Archaeoentomological Perspectives on Dorset Occupations in Newfoundland: A Case Study from the Site of Phillip’s Garden (EeBi-1)


  • Frédéric Dussault
  • Trevor J. Bell
  • Vaughan Grimes



archaeoentomology, Dorset, Newfoundland, land-use, landscape, economy, hunter-gatherer
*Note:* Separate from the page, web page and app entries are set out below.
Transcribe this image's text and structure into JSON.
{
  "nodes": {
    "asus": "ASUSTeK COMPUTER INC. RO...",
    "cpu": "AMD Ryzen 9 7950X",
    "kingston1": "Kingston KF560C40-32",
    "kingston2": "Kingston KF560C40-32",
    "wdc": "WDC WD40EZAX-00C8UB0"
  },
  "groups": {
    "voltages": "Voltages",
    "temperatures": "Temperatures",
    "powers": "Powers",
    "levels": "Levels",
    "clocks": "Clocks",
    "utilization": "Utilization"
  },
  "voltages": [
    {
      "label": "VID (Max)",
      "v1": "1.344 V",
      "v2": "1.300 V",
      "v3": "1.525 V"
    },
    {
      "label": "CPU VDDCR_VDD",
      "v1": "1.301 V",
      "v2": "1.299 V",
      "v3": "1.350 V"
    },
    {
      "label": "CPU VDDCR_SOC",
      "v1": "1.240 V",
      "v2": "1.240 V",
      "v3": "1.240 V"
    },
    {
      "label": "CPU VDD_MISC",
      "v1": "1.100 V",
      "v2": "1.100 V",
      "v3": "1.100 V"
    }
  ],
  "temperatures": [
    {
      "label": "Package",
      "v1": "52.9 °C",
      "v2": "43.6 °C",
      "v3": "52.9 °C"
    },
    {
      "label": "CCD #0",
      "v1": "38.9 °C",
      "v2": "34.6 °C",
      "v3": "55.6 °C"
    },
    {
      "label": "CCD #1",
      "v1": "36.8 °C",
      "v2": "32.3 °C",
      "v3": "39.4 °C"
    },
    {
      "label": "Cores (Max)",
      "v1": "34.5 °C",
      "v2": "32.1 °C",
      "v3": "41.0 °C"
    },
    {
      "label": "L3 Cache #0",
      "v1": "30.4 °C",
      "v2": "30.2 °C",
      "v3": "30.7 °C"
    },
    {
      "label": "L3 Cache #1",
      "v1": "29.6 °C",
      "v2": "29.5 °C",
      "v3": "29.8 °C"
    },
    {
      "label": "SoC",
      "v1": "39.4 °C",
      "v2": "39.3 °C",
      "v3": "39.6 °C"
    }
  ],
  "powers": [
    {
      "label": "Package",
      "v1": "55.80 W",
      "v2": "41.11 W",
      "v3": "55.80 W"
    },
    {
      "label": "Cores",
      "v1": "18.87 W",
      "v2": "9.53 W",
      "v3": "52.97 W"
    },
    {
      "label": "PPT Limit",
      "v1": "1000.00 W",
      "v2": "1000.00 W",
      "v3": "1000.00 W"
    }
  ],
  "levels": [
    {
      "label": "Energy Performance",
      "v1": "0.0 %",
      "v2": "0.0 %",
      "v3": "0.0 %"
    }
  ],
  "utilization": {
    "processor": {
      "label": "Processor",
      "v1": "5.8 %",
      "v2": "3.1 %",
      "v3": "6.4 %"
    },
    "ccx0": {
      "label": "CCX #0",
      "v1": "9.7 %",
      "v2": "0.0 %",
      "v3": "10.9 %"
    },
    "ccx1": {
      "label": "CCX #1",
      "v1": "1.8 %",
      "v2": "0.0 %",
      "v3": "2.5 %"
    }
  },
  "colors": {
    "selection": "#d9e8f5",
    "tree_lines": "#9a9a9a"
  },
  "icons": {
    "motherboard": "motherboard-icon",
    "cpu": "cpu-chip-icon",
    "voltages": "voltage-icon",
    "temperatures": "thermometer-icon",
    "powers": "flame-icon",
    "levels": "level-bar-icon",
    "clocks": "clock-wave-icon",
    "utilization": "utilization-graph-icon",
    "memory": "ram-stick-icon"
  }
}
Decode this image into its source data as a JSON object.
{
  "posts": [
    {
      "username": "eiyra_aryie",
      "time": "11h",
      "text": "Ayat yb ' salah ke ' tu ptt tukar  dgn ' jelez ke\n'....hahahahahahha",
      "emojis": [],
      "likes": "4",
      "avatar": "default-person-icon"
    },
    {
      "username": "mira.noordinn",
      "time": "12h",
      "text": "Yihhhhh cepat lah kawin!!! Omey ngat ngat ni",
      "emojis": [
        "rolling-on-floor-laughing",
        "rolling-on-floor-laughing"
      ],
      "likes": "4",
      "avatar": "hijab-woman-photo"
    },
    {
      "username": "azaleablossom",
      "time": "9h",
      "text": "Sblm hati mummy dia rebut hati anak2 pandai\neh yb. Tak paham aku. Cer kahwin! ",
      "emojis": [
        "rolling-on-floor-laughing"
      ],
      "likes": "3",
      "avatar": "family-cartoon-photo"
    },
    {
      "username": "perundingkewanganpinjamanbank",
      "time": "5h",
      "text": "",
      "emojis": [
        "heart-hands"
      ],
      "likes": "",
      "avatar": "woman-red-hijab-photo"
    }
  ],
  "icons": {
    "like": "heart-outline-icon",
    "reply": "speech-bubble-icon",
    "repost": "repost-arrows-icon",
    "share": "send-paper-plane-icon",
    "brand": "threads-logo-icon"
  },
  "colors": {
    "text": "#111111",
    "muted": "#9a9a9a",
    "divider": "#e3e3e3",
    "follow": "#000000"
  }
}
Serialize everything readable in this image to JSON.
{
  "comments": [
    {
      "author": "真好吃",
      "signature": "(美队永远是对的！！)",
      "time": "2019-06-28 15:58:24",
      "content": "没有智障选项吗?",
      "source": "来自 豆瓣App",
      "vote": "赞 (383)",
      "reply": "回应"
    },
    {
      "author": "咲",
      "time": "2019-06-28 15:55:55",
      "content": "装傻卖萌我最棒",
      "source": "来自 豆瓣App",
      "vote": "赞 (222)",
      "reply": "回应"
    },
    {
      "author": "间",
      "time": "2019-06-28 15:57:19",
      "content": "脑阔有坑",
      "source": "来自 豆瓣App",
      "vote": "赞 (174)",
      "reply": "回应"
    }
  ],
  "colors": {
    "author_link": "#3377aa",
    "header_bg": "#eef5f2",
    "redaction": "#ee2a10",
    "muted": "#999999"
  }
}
The Dorset Paleo-Inuit occupied the island of Newfoundland for over 800 years (1990 BP to 1180 BP), producing a unique and identifiable archaeological record. Despite this, our current understanding of this sea-mammal hunting population is essentially based on past analysis of architecture, artefacts, and animal remains. While these data show that the Dorset intensively used sites at different locations through the Arctic and Subarctic, very little information is known regarding their impact on their surroundings and the environment. Our research is based on soil samples collected at the site of Phillip’s Garden, which is considered to be one of the most intensely occupied sites within the Dorset culture’s geographic range. Beetles, which are known to be ecological specialists, were used as a proxy in this research in order to document the composition and fluctuation in vegetation, and environmental change through time at the site. The analysis demonstrates that the Dorset communities of Phillip’s Garden harvested trees, and modified the environment and the flora surrounding their settlement more intensively than previously thought.